-- Opening Marker --
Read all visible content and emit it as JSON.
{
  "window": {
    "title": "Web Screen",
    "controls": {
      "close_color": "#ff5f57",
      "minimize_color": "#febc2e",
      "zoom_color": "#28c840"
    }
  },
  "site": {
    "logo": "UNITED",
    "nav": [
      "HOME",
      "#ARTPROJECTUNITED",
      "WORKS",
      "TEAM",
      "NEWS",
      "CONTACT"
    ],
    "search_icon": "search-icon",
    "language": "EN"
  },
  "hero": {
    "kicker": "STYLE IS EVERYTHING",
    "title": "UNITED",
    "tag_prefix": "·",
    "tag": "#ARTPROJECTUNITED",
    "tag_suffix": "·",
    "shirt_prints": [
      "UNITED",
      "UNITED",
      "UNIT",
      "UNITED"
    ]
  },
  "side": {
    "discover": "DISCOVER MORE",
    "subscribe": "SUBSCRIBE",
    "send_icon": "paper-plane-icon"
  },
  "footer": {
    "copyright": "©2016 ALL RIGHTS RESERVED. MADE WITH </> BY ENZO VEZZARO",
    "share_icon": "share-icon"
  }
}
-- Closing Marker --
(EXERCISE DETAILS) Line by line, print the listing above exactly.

(YOUR SOLUTION)
Read all visible content and emit it as JSON.
{
  "window": {
    "title": "Web Screen",
    "controls": {
      "close_color": "#ff5f57",
      "minimize_color": "#febc2e",
      "zoom_color": "#28c840"
    }
  },
  "site": {
    "logo": "UNITED",
    "nav": [
      "HOME",
      "#ARTPROJECTUNITED",
      "WORKS",
      "TEAM",
      "NEWS",
      "CONTACT"
    ],
    "search_icon": "search-icon",
    "language": "EN"
  },
  "hero": {
    "kicker": "STYLE IS EVERYTHING",
    "title": "UNITED",
    "tag_prefix": "·",
    "tag": "#ARTPROJECTUNITED",
    "tag_suffix": "·",
    "shirt_prints": [
      "UNITED",
      "UNITED",
      "UNIT",
      "UNITED"
    ]
  },
  "side": {
    "discover": "DISCOVER MORE",
    "subscribe": "SUBSCRIBE",
    "send_icon": "paper-plane-icon"
  },
  "footer": {
    "copyright": "©2016 ALL RIGHTS RESERVED. MADE WITH </> BY ENZO VEZZARO",
    "share_icon": "share-icon"
  }
}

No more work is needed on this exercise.